Objective: Transient phase synchrony among neural populations is a subject of much active investigation in neuroscience where the key issue is how groups of oscillating neurons synchronize. What is the binding mechanism that allows groups of neurons to generate flexible representations of their environment and their actions in it? For dynamic coordination of neuron populations to take place the process must influence structural and synaptic plasticity across different regions of the brain. It is known that coordination between neurons takes place under the control of astrocytes where bi-directional signalling between astrocytes and neurons regulate higher cortical functions. Therefore, is it possible that astrocytes hold the key to explaining the binding mechanism? This project proposes to model the dynamic and coordinated interplay between distributed astrocyte and neuron populations. The ultimate goal of this research is to relate the manifestations of the model to cognitive and decision support functions.
Brief Description: Dynamic processes that humans take for granted such as making a decision or remembering, emerge from a pattern of interaction among widely distributed neural ensembles. A truly challenging problem is therefore to explain how these ensembles coordinate to give rise to thinking and coherent goal-directed behaviour via the binding of information. One clue to understanding this coordination phenomenon lies in the role of astrocytes. These glia cells possess neurotransmitter receptors and intracellular calcium mobilisers and can therefore integrate and modulate neuronal activity and synaptic transmission thereby influencing synaptic morphology and structural plasticity; effectively regulating the wiring and plasticity of the brain.

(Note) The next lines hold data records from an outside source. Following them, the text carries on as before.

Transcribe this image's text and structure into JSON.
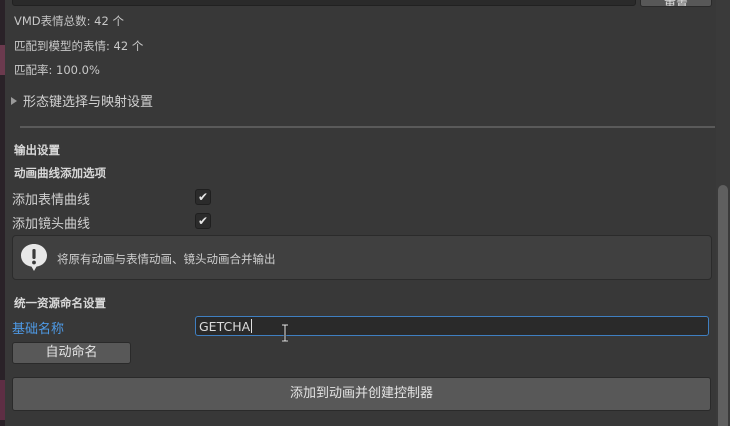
{
  "stats": {
    "vmd_total": "VMD表情总数: 42 个",
    "matched": "匹配到模型的表情: 42 个",
    "match_rate": "匹配率: 100.0%"
  },
  "foldout": {
    "label": "形态键选择与映射设置"
  },
  "output": {
    "title": "输出设置",
    "curve_options_title": "动画曲线添加选项",
    "add_expression_curve": "添加表情曲线",
    "add_camera_curve": "添加镜头曲线",
    "add_expression_curve_checked": true,
    "add_camera_curve_checked": true,
    "check_glyph": "✔"
  },
  "help": {
    "icon": "info-icon",
    "message": "将原有动画与表情动画、镜头动画合并输出"
  },
  "naming": {
    "title": "统一资源命名设置",
    "base_name_label": "基础名称",
    "base_name_value": "GETCHA",
    "auto_name_button": "自动命名"
  },
  "actions": {
    "create_button": "添加到动画并创建控制器",
    "top_button": "重置"
  },
  "colors": {
    "background": "#383838",
    "accent_label": "#4e9ae6",
    "input_focus_border": "#3f7fc1",
    "button": "#585858"
  }
}
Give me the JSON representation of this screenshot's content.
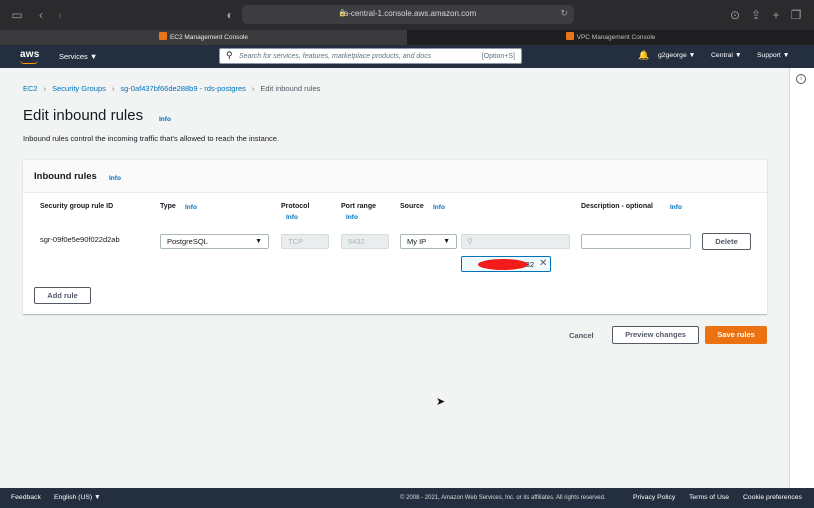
{
  "browser": {
    "url": "ca-central-1.console.aws.amazon.com",
    "tabs": [
      {
        "label": "EC2 Management Console",
        "active": true
      },
      {
        "label": "VPC Management Console",
        "active": false
      }
    ]
  },
  "nav": {
    "logo": "aws",
    "services_label": "Services",
    "search_placeholder": "Search for services, features, marketplace products, and docs",
    "search_shortcut": "[Option+S]",
    "user": "g2george",
    "region": "Central",
    "support": "Support"
  },
  "breadcrumb": {
    "items": [
      "EC2",
      "Security Groups",
      "sg-0af437bf66de288b9 - rds-postgres"
    ],
    "current": "Edit inbound rules"
  },
  "page": {
    "title": "Edit inbound rules",
    "info": "Info",
    "description": "Inbound rules control the incoming traffic that's allowed to reach the instance."
  },
  "panel": {
    "title": "Inbound rules",
    "info": "Info",
    "columns": {
      "rule_id": "Security group rule ID",
      "type": "Type",
      "protocol": "Protocol",
      "port_range": "Port range",
      "source": "Source",
      "description": "Description - optional"
    },
    "info_label": "Info",
    "rule": {
      "id": "sgr-09f0e5e90f022d2ab",
      "type": "PostgreSQL",
      "protocol": "TCP",
      "port_range": "5432",
      "source": "My IP",
      "source_token_suffix": "32",
      "delete_label": "Delete"
    },
    "add_rule_label": "Add rule"
  },
  "actions": {
    "cancel": "Cancel",
    "preview": "Preview changes",
    "save": "Save rules"
  },
  "footer": {
    "feedback": "Feedback",
    "language": "English (US)",
    "copyright": "© 2008 - 2021, Amazon Web Services, Inc. or its affiliates. All rights reserved.",
    "privacy": "Privacy Policy",
    "terms": "Terms of Use",
    "cookies": "Cookie preferences"
  },
  "colors": {
    "nav_bg": "#232f3e",
    "link": "#0073bb",
    "primary": "#ec7211",
    "redaction": "#f21a1a"
  }
}
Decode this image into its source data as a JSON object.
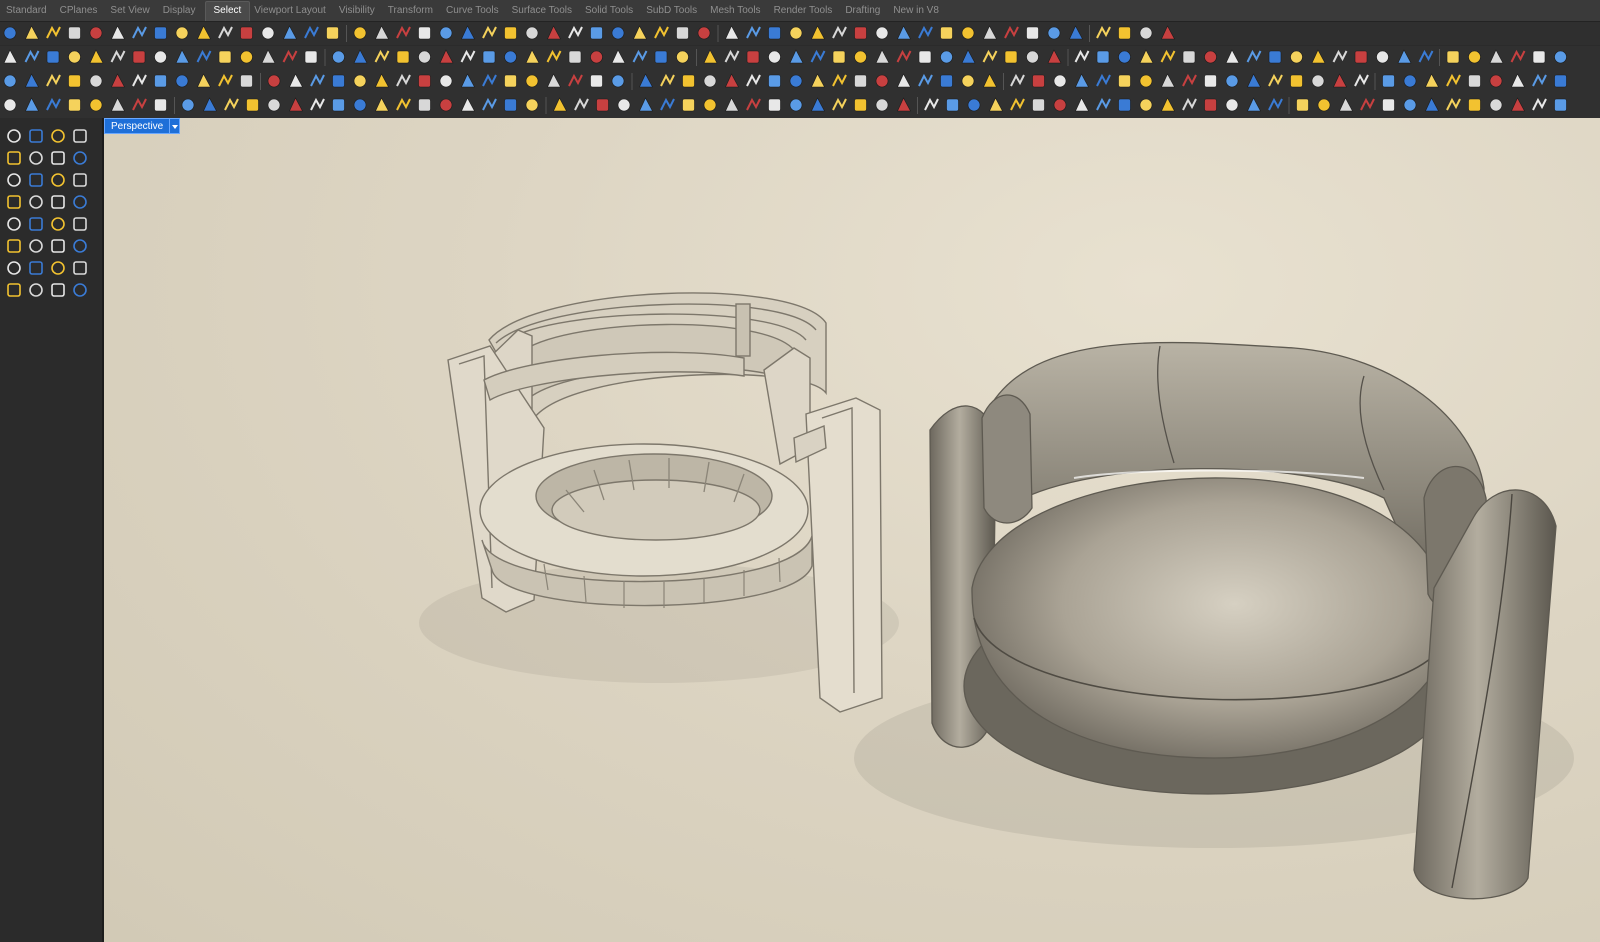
{
  "app": {
    "tabs": [
      {
        "label": "Standard",
        "active": false
      },
      {
        "label": "CPlanes",
        "active": false
      },
      {
        "label": "Set View",
        "active": false
      },
      {
        "label": "Display",
        "active": false
      },
      {
        "label": "Select",
        "active": true
      },
      {
        "label": "Viewport Layout",
        "active": false
      },
      {
        "label": "Visibility",
        "active": false
      },
      {
        "label": "Transform",
        "active": false
      },
      {
        "label": "Curve Tools",
        "active": false
      },
      {
        "label": "Surface Tools",
        "active": false
      },
      {
        "label": "Solid Tools",
        "active": false
      },
      {
        "label": "SubD Tools",
        "active": false
      },
      {
        "label": "Mesh Tools",
        "active": false
      },
      {
        "label": "Render Tools",
        "active": false
      },
      {
        "label": "Drafting",
        "active": false
      },
      {
        "label": "New in V8",
        "active": false
      }
    ]
  },
  "toolbars": {
    "select_row": {
      "icon_count": 54
    },
    "main_row_1": {
      "icon_count": 72
    },
    "main_row_2": {
      "icon_count": 72
    },
    "main_row_3": {
      "icon_count": 72
    }
  },
  "sidebar": {
    "tool_rows": 8,
    "tools_per_row": 4
  },
  "viewport": {
    "title": "Perspective",
    "objects": [
      "chair-frame-model",
      "upholstered-chair-model"
    ]
  },
  "colors": {
    "accent": "#1e6fd8",
    "ui_dark": "#2b2b2b",
    "icon_yellow": "#f2c230",
    "icon_blue": "#3a7bd5",
    "viewport_paper": "#ddd5c3"
  }
}
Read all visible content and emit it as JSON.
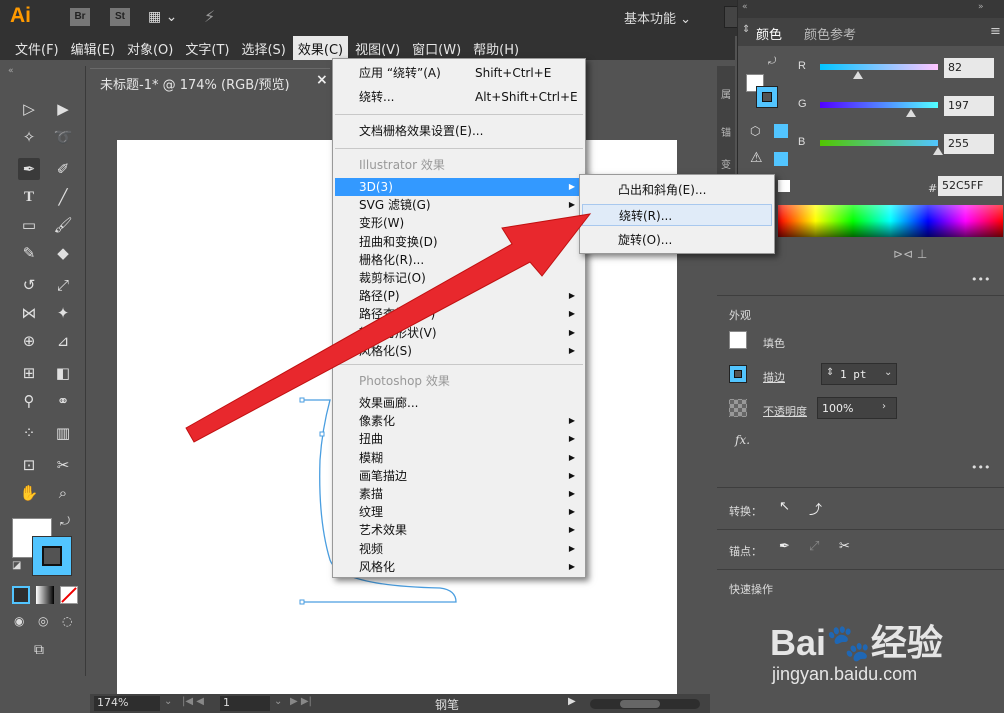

Moreover, astrocytes greatly outnumber neurons by about 10:1 with over fifty percent of the axon spine interfaces in the hippocampus associated with astrocytes. Because individual astrocytes makes contact with many neurons and synapses, it is plausible that an individual release site of astrocyte associated neurotransmitter can lead to both local and long range changes (via gap junctions) in the astrocyte calcium level, providing a mechanism for dynamic coordination. Effectively this coordination of groups of neurons suggests that astrocytes play a key role in the learning and structural plasticity processes at different locations in the brain.
This research builds on current activities at the ISRC and on publications disseminated elsewhere. A model that relates the efficacy of a synapse to the astrocyte dynamics exists, where the dynamics of the astrocyte is controlled by the synapse. The model is based on experimental observations that support the hypothesis that standard synaptic transmission is influenced by calcium dependent astrocytic modulation, where the calcium level is affected by synaptic activity. Recent published work has also demonstrated that a learning strategy, based on neuron to neuron signalling, can reflect temporal patterns in the input data in the learned weights and subsequently assign the weight values to distal synapses. Essentially this work showed that a mechanism to facilitate “lateral data exchange” between neurons, gives a global controlling capability yielding the ability to assign the appropriate weight distribution across a network of synapses.
Outcome: This project will aim to model the coordination phenomenon between the astrocyte network and neuron populations. The model will explain the mechanism(s) that underpin coupling between these populations, which oscillate at different frequencies, and predict stable “inphase” and “antiphase” locking states that exist between these populations, and how external stimuli can effect time dependent state changes.
First Supervisor: McDaid, L Dr
Second Supervisor: Harkin, J Dr
Third Supervisor: Kelso, S Prof
Collaboration: This project does not involve collaboration with another establishment